Once agreed boundaries and structures have been agreed to stick to them! This is especially important for you the business manager or leader, if you start to waver on this it gives your team the green light to let go of the structure and agreement, and it can be difficult to get this back on track.
Step 3 Communication
The need for consistent, positive and productive communication is amplified when you have remote workers, and in particularly if everyone in your business is remote.
The option to stick your head into someone's office is no longer possible, and the day to day chatter and banter that creates morale and gels a team together disappears so create room for this in another way.
Use video calling technology where possible to maintain face to face interaction and failing that use phone over email at least once a day.
Step 4 Routines
Routines can be so important to all of us, some people hate them but need them, other don't need the but love them. Either way they help create a sense of consistency and regularity which we are often accustomed to at work and this doesn't change when the team is remote.
Remote work creates an opportunity for new routines to be established, especially if old ones weren't working so embrace this.
Where possible allow staff to trial setting their own routines that work best for them. People work differently, and when one person is super creative that might be the exact time of day another person is generally feeling tired and less creative. If you have a staff member who is an early riser and functions brilliantly at 6am but does better when they can take an hour or so middle of the day to do some exercise and re charge their brain, let them try this. Conversely if you have an employee who loves to sleep in and take a walk before being at their working best at 10am, let them try this. By enabling some flexibility for employees to create their own routine you may just tap into a whole new level of productivity.
Step 5 Mini Goals versus Long Term Goals
Sometimes mini goals help us to get to our bigger goals faster, and this can be more true when working remotely and the bigger goals seems more distant.
Break down goals, objectives and accountability measures to a daily or weekly goal, rather than longer term. This can be a great way to keep everyone on task, working towards the objectives and longer term organisational vision.
Anchor these mini goals to the big picture vision, the greater purpose for more engagement and stronger results.
Step 6 Adaptability
Creating amazing remote work arrangements requires adaptability, from the employees yes, but from us as business owners more so. We need to be ready to embrace new technologies and ways of working that may improve productivity or efficiency.
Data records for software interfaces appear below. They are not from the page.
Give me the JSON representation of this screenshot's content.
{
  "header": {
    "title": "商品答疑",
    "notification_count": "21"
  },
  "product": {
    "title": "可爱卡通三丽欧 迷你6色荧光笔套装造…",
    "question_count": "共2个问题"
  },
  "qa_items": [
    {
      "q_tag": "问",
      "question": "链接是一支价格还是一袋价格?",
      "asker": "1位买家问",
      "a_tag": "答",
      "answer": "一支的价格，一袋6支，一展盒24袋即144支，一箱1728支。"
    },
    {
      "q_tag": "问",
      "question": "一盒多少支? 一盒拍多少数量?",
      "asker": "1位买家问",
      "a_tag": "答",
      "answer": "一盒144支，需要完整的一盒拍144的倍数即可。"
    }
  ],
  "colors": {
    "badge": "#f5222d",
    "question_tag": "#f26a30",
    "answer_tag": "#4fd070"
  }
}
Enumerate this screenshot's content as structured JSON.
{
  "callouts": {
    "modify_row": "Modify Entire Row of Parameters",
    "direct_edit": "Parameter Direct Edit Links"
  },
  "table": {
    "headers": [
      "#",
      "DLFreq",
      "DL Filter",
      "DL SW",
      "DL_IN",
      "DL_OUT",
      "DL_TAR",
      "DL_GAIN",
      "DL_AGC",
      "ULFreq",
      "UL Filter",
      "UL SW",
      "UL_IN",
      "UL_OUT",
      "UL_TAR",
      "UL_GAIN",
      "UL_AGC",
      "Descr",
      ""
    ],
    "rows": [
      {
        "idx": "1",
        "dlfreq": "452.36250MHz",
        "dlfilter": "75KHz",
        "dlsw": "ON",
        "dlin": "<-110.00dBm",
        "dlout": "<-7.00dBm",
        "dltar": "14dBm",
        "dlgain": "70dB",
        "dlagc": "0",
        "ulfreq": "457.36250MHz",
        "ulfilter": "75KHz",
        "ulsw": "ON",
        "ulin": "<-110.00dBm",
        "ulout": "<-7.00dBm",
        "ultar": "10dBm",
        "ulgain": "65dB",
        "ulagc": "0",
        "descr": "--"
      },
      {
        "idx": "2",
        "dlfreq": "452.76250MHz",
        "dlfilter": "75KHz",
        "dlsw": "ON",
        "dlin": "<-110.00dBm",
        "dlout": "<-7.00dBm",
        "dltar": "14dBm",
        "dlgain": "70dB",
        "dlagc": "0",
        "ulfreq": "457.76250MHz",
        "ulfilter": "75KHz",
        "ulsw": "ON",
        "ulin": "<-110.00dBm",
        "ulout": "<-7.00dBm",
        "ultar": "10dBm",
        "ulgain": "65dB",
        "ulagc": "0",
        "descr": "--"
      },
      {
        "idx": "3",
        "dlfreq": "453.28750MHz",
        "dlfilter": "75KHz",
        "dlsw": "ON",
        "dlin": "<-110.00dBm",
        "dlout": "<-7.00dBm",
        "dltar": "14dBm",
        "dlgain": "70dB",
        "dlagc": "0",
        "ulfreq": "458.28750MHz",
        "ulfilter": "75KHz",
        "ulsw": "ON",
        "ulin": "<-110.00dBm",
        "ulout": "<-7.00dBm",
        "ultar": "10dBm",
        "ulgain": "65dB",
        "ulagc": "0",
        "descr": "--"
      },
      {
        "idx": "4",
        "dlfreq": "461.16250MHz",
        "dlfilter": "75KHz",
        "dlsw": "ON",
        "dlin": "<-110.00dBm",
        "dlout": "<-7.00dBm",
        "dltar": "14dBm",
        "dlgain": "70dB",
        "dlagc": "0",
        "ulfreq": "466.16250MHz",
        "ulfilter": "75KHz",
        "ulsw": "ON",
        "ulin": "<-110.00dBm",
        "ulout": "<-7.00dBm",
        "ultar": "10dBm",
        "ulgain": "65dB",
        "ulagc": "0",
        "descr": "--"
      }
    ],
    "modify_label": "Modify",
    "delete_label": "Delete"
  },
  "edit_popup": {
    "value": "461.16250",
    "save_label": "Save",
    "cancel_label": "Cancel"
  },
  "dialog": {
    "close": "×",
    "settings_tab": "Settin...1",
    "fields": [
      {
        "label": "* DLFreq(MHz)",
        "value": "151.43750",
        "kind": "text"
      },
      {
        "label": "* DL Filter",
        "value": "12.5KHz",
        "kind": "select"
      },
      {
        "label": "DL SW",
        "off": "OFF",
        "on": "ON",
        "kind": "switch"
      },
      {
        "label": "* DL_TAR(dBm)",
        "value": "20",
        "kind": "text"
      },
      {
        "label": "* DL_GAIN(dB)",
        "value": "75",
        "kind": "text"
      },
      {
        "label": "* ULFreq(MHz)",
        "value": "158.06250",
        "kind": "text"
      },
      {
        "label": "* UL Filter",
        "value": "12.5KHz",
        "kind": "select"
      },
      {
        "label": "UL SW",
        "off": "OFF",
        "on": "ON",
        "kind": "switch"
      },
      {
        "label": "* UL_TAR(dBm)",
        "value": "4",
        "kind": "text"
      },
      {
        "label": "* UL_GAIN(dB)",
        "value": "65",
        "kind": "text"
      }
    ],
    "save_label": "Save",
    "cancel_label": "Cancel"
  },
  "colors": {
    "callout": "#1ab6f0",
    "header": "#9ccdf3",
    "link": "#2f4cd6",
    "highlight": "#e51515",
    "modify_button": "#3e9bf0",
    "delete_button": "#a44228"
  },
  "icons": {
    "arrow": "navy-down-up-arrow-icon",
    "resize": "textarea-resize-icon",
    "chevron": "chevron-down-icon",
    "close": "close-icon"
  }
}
Adaptability often comes from shifting thinking from a place of impossibility to a place of possibility. So rather than 'that's not possible or that's not how we do things' starting thinking in ways of 'how can we make that possible right now?' Encourage your team to reframe their thinking in these ways as well.
Encourage open minded conversations, and the learning that comes with them. Most importantly make the team feel safe to ask questions, seek information and think laterally, nothing should be off the table and there are no silly questions.
Step 7 Embracing Distractions
This may sound counter intuitive but let's be real working from home brings a new set of distractions. Whilst as a business owner or leader you are used to pretty much being able to control the work environment and the potential distractions, when staff work from home or from another location you lose this control.
Creating the right boundaries and being consistent with the right routines will allow you to maintain that sense of control around appropriately limiting the wrong distractions, but this can be a great time to embrace some of the distractions that may in fact help your team to continue to remain bonded and engaged whilst lacking in person interaction.
If you'd like to grab a copy of our free step by step guide on how to create work from home or remote work arrangements whilst keeping your team engaged and productive, download it here.
|Tags: HR Small Business Culture Performance Management Staff retention Workplace|